Friday, May 2, 2008

On Ramp Access

Chances are you’ve never even heard of OnRamp Access. Don’t worry, neither have I. But after digging up all the dirt I can find on this service provider, I can tell you there really isn’t that much to be dug up. OnRamp Access prides itself with over a decade of experience, and it seems to work; their commitments are higher than a majority of the providers out there.

At a fair price of about $399.95/month, you get a fully dedicated T1 line along with e-mail accounts that have a spam/virus filtering service. Their commitments are above par at 99.9% for on-net network availability and data delivery, 99.5% for off-net network availability, and 100% on throughput. The maximum latency, although not specifically guaranteed, stands at roughly 90ms while the maximum restoration time is at your standard four hours.

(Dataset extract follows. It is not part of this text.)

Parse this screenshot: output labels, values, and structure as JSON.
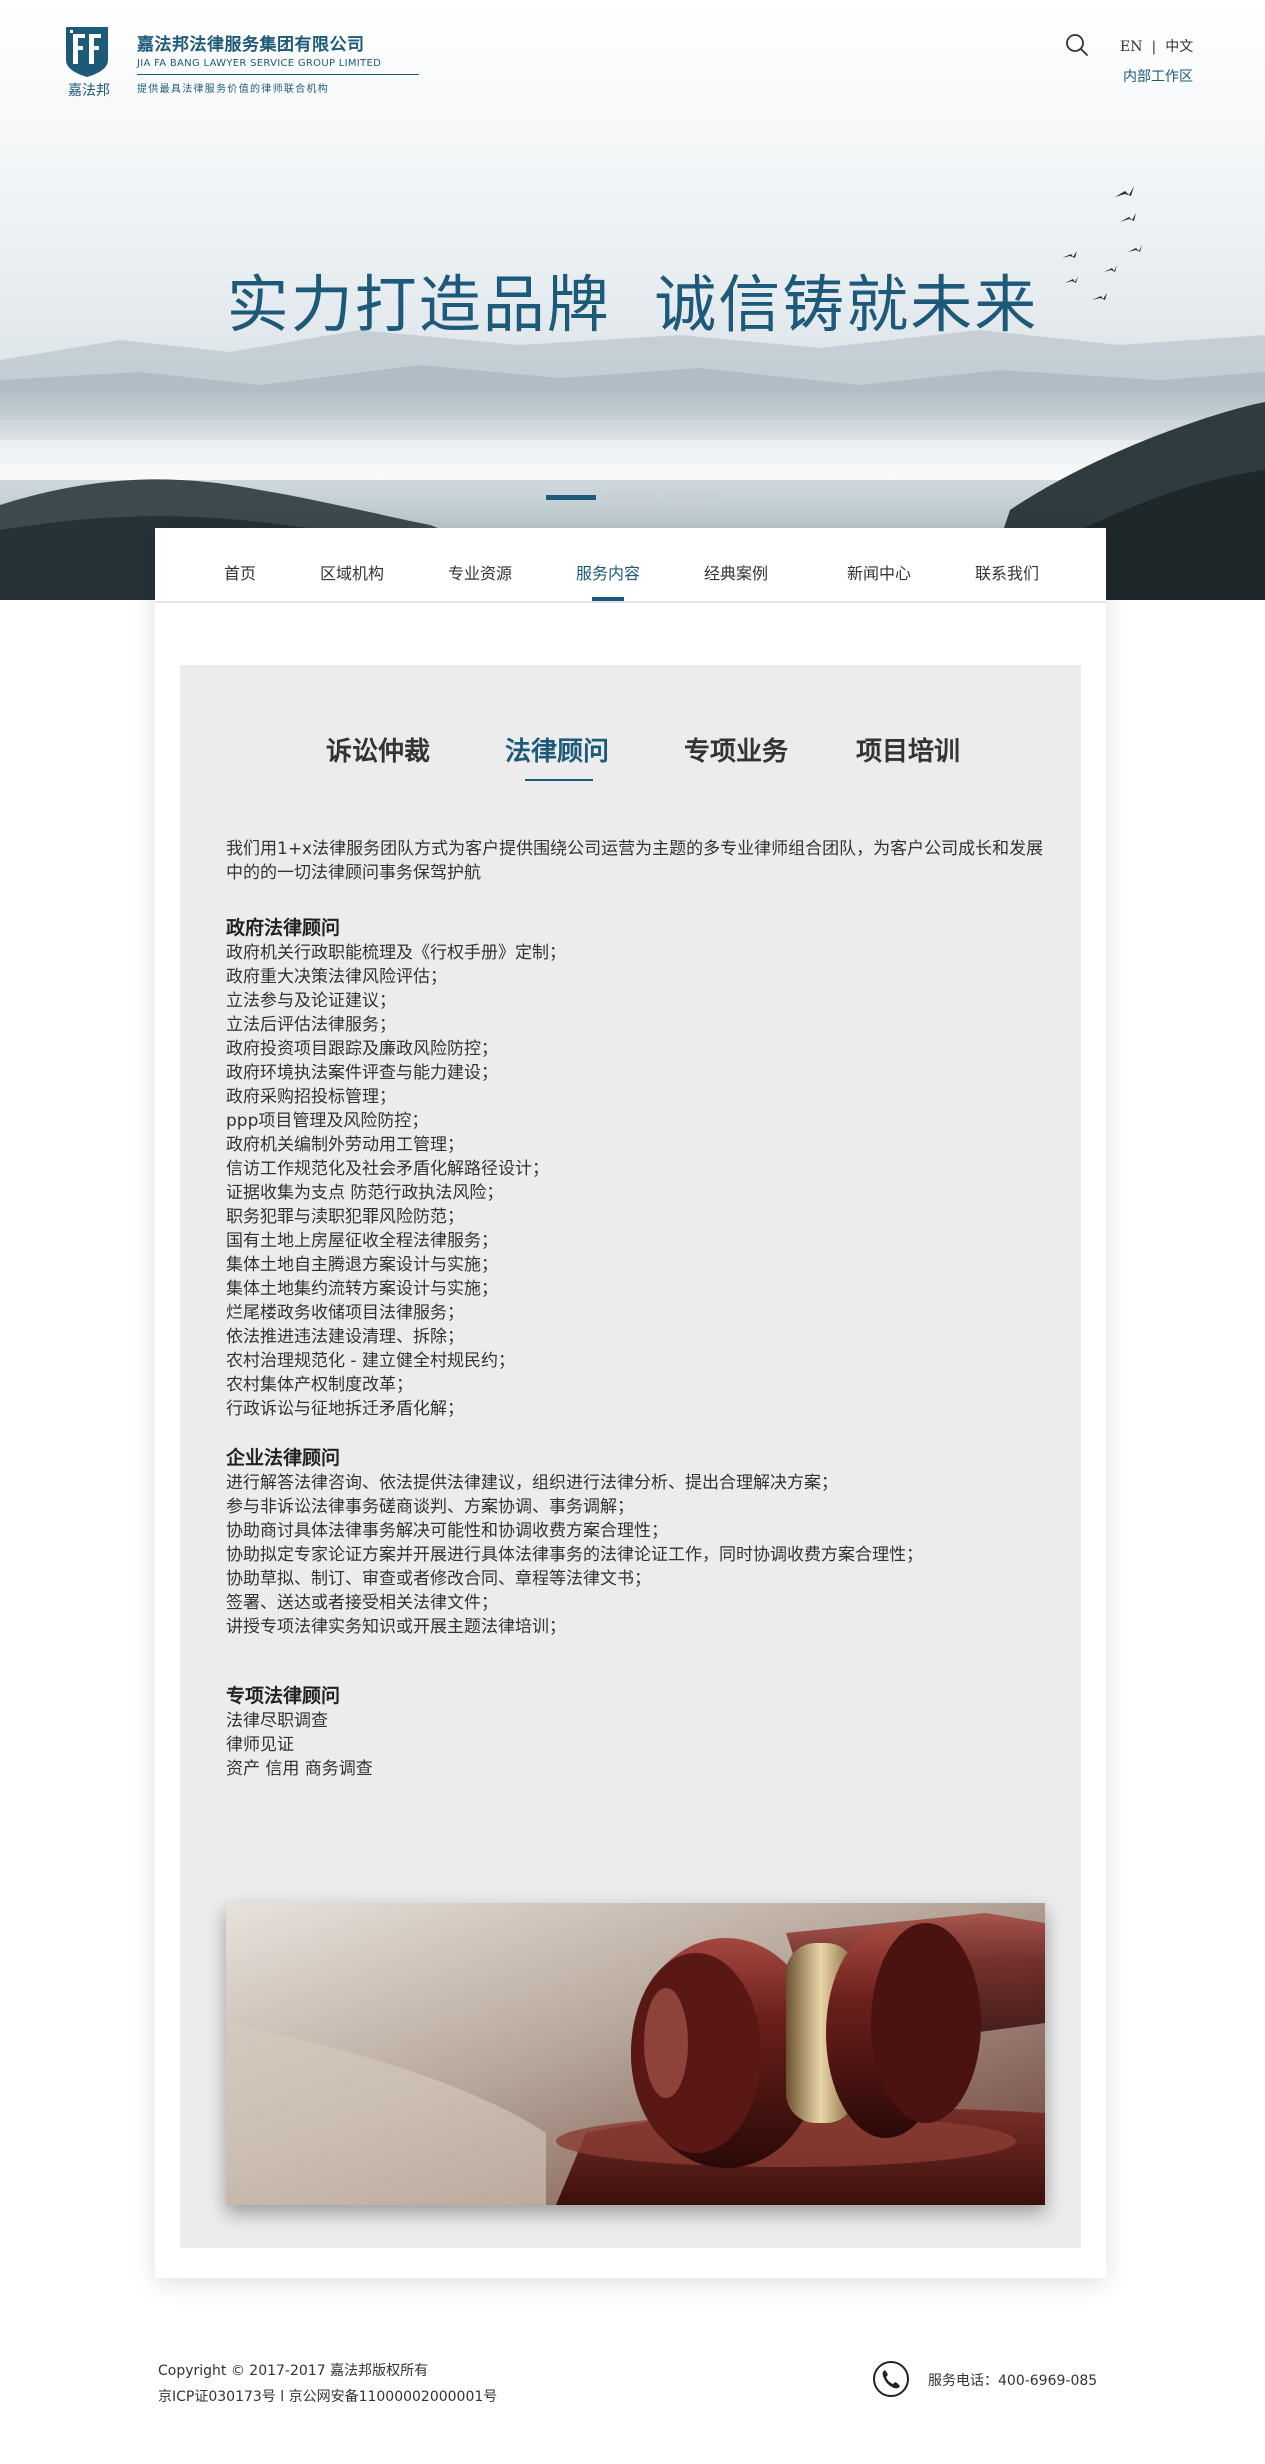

The best thing of all, however, is that unlike most other service providers that require about 30 days for installation, OnRamp Access offers a provisioning date of only 5-7 days from time of purchase, with a maximum installation period of only 10 days. This will allow your company to get up and running at 1/3 the time of most other ISP’s provisioning contracts.

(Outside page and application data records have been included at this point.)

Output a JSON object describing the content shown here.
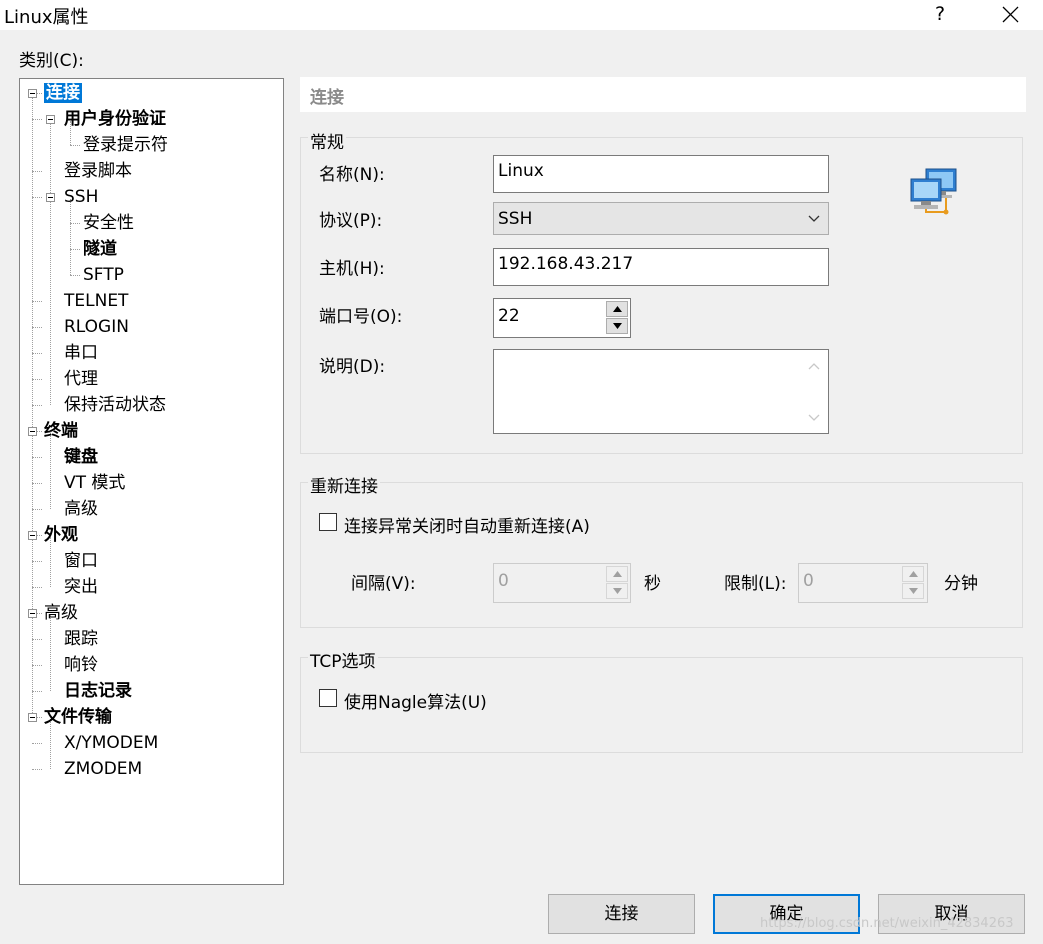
{
  "window": {
    "title": "Linux属性",
    "help": "?",
    "close_icon": "close-icon"
  },
  "category_label": "类别(C):",
  "tree": [
    {
      "label": "连接",
      "bold": true,
      "selected": true,
      "level": 0,
      "expander": true
    },
    {
      "label": "用户身份验证",
      "bold": true,
      "level": 1,
      "expander": true
    },
    {
      "label": "登录提示符",
      "level": 2
    },
    {
      "label": "登录脚本",
      "level": 1
    },
    {
      "label": "SSH",
      "level": 1,
      "expander": true
    },
    {
      "label": "安全性",
      "level": 2
    },
    {
      "label": "隧道",
      "bold": true,
      "level": 2
    },
    {
      "label": "SFTP",
      "level": 2
    },
    {
      "label": "TELNET",
      "level": 1
    },
    {
      "label": "RLOGIN",
      "level": 1
    },
    {
      "label": "串口",
      "level": 1
    },
    {
      "label": "代理",
      "level": 1
    },
    {
      "label": "保持活动状态",
      "level": 1
    },
    {
      "label": "终端",
      "bold": true,
      "level": 0,
      "expander": true
    },
    {
      "label": "键盘",
      "bold": true,
      "level": 1
    },
    {
      "label": "VT 模式",
      "level": 1
    },
    {
      "label": "高级",
      "level": 1
    },
    {
      "label": "外观",
      "bold": true,
      "level": 0,
      "expander": true
    },
    {
      "label": "窗口",
      "level": 1
    },
    {
      "label": "突出",
      "level": 1
    },
    {
      "label": "高级",
      "level": 0,
      "expander": true
    },
    {
      "label": "跟踪",
      "level": 1
    },
    {
      "label": "响铃",
      "level": 1
    },
    {
      "label": "日志记录",
      "bold": true,
      "level": 1
    },
    {
      "label": "文件传输",
      "bold": true,
      "level": 0,
      "expander": true
    },
    {
      "label": "X/YMODEM",
      "level": 1
    },
    {
      "label": "ZMODEM",
      "level": 1
    }
  ],
  "header": {
    "title": "连接"
  },
  "general": {
    "title": "常规",
    "name_label": "名称(N):",
    "name_value": "Linux",
    "protocol_label": "协议(P):",
    "protocol_value": "SSH",
    "host_label": "主机(H):",
    "host_value": "192.168.43.217",
    "port_label": "端口号(O):",
    "port_value": "22",
    "desc_label": "说明(D):",
    "desc_value": "",
    "icon": "network-computers-icon"
  },
  "reconnect": {
    "title": "重新连接",
    "auto_label": "连接异常关闭时自动重新连接(A)",
    "auto_checked": false,
    "interval_label": "间隔(V):",
    "interval_value": "0",
    "interval_unit": "秒",
    "limit_label": "限制(L):",
    "limit_value": "0",
    "limit_unit": "分钟"
  },
  "tcp": {
    "title": "TCP选项",
    "nagle_label": "使用Nagle算法(U)",
    "nagle_checked": false
  },
  "buttons": {
    "connect": "连接",
    "ok": "确定",
    "cancel": "取消"
  },
  "watermark": "https://blog.csdn.net/weixin_42834263"
}
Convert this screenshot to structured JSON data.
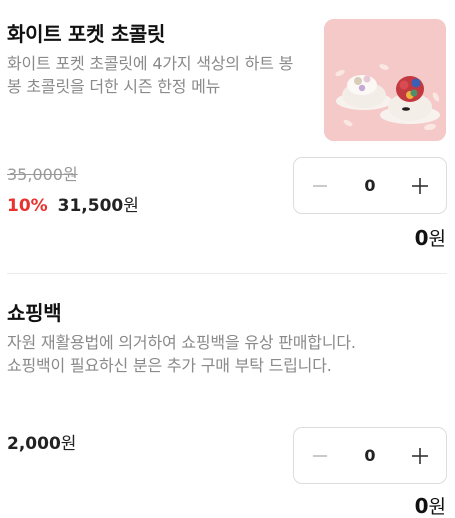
{
  "items": [
    {
      "title": "화이트 포켓 초콜릿",
      "description": "화이트 포켓 초콜릿에 4가지 색상의 하트 봉봉 초콜릿을 더한 시즌 한정 메뉴",
      "original_price": "35,000원",
      "discount": "10%",
      "sale_price": "31,500",
      "currency": "원",
      "quantity": "0",
      "total": "0",
      "image": "white-pocket-chocolate-photo"
    },
    {
      "title": "쇼핑백",
      "description": "자원 재활용법에 의거하여 쇼핑백을 유상 판매합니다.\n쇼핑백이 필요하신 분은 추가 구매 부탁 드립니다.",
      "price": "2,000",
      "currency": "원",
      "quantity": "0",
      "total": "0"
    }
  ],
  "colors": {
    "discount": "#e8322f",
    "border": "#dcdcdc",
    "muted": "#8a8a8a"
  },
  "icons": {
    "decrease": "minus-icon",
    "increase": "plus-icon"
  }
}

There are several bad aspects of OnRamp Access, though. First of all, some of the items that you would get along with your T1 service are not readily available with OnRamp Access. For example, you have to pay an additional $20 per month for web hosting. Also, should you want to cancel your service before the contract is up, you still have to pay 100% of the remaining contractual price. Did I mention that the company only has about 25 employees? Yeah, you heard correctly: 25 employees. But if you don’t believe me, this is what they officially state: “Onramp Access has 25 employees. The staff is comprised of a broadband sales team that handles Collocation, T1/T3, Dedicated Servers, a Web Site design/Development team, a fully manned Network Operations Center 24/7/365 and an Admin/Billing Department.”
How they have that many departments to handle everything with only 25 people boggles me, too.

The good: Good pricing for a decent T1 line – despite its small size, their product is not oversubscribed (much). OnRamp Access provides a good range of commitments and a very good provisioning time.

The bad: 25 employees. Seriously, I can’t figure it out. There’s got to be a drawback with that low number of paid workers.

The bottom line: OnRamp Access has a good, competitive price for its services. Although the provisioning timeframe sounds really good, I think there are plenty of other ISPs that are more solid than this one.